But Janiya and some of her classmates say they also see an academically and racially segregated school where students zoned to the traditional program are looked down upon by teachers. Those students often get harsher punishments, they say, than their optional program counterparts for the same actions.

“Our school doesn’t treat everybody equally. A lot of groups aren’t treated equally in our school system,” junior Tyra Akoto said in a quote featured on one poster.

“If we get wrong with a teacher, they’ll probably write us up. But if a white student was to do it, they’ll just play it off or something like that,” said Kelsey Brown, another junior, also quoted in the poster campaign.
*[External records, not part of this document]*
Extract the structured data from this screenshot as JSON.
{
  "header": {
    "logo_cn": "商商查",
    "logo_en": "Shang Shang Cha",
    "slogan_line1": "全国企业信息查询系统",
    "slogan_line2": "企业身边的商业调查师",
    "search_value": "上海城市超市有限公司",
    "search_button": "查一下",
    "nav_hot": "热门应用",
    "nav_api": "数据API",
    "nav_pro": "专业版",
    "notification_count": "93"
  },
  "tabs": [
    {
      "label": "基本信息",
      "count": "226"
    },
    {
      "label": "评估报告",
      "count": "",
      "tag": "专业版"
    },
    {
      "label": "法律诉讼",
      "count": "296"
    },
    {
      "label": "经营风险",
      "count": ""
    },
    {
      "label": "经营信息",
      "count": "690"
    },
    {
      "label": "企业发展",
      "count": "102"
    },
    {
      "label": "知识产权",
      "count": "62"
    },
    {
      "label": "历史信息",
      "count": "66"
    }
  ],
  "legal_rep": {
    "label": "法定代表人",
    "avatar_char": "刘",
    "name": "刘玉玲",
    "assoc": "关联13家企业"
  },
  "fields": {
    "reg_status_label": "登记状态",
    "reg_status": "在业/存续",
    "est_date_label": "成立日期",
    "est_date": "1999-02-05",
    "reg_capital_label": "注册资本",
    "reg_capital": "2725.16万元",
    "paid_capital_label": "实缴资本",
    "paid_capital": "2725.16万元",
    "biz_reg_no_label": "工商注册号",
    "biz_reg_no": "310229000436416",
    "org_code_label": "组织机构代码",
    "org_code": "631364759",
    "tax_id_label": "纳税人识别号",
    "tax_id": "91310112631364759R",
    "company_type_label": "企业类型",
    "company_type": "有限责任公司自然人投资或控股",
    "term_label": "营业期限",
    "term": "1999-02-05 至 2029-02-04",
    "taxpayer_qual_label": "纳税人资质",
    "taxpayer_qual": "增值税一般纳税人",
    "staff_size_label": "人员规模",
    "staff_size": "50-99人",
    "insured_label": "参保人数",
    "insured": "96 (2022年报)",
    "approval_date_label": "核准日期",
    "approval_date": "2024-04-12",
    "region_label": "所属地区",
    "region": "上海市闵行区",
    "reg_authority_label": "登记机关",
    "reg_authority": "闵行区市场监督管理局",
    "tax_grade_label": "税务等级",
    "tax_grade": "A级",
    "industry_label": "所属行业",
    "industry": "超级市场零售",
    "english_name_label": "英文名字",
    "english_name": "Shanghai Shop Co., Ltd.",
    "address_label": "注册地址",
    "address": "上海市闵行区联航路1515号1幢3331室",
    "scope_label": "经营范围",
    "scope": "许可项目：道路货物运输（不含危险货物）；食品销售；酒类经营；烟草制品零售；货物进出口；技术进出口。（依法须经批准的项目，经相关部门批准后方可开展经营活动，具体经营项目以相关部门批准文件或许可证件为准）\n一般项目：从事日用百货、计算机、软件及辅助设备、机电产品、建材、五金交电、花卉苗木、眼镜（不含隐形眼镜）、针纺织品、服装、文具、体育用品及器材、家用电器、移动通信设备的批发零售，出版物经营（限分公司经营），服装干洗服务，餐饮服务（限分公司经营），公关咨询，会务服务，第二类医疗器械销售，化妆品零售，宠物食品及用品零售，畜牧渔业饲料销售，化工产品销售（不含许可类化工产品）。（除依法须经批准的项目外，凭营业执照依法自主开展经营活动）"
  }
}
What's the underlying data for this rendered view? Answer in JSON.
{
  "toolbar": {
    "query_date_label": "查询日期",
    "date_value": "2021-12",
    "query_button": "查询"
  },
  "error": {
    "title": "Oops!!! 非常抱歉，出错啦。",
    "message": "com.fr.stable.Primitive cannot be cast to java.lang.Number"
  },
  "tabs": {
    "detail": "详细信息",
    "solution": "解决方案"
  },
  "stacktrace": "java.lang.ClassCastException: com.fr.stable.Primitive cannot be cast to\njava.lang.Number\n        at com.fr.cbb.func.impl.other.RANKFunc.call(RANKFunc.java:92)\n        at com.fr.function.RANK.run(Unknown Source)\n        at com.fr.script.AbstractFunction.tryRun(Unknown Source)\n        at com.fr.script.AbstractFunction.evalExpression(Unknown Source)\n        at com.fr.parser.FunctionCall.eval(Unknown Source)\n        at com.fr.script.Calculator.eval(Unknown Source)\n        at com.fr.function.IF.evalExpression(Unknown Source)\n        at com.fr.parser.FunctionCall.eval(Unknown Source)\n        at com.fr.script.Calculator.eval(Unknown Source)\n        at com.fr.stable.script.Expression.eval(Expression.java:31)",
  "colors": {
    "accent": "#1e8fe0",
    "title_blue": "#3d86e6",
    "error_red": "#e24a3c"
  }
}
A district spokeswoman did not respond to questions about disciplinary issues raised by the posters, but offered a statement about their removal from the school’s walls.

White Station is known for “enabling student voice and allowing students to express their opinions in various ways,” the statement reads. “However, there are protocols in place that must be followed before placing signs, posters, or other messages on school property. Schools administrators will always work with students to ensure they feel their voices are heard.”

PHOTO: @edj.youth/Instagram
Members of the education justice arm of the Bridge Builders CHANGE program

To create the posters, Janiya interviewed about two dozen students and had been learning about about school discipline disparities as part of the Bridge Builders CHANGE program.

State discipline data does not differentiate academic subgroups in optional schools. But white students in Shelby County Schools are more likely to be in an optional school program and less likely to be suspended. And statewide in 2014-15, black students were more than five times as likely as white students to be suspended.

White Station reflects those same disparities. About 28 percent of black boys and 19 percent of black girls were suspended that same year — significantly higher than the school’s overall suspension rate of 14 percent. About 17 percent of Hispanic boys and 7 percent of Hispanic girls were suspended. By comparison, 9 percent of white boys and 2 percent of white girls were suspended.

Shelby County Schools has been working to overhaul its disciplinary practices to move from punitive practices to a “restorative justice” approach — a transition that is not as widespread as officials would like, according to Gina True, one of four specialists implementing a behavior system called Positive Behavior Interventions and Supports, or PBIS.

“The whole goal is to not get them suspended, because we want to educate them,” said True, who met this week with Janiya and several other students from Bridge Builders. “When students are cared for emotionally, they perform better academically. As counselors, that’s what we’ve been saying for years.”

Janiya acknowledges that she didn’t follow her school’s policy last week when hanging posters without permission at White Station. But she thinks her action has been a catalyst for hard conversations that need to happen. And she hopes the discussions will include more student input from her school — and across the district.

“Those most affected by the issues should always be a part of the solution,” she said.

Correction: April 10, 2017: A previous version of this story said Janiya put up 50 posters at her school. She designed 50 but actually posted only 14.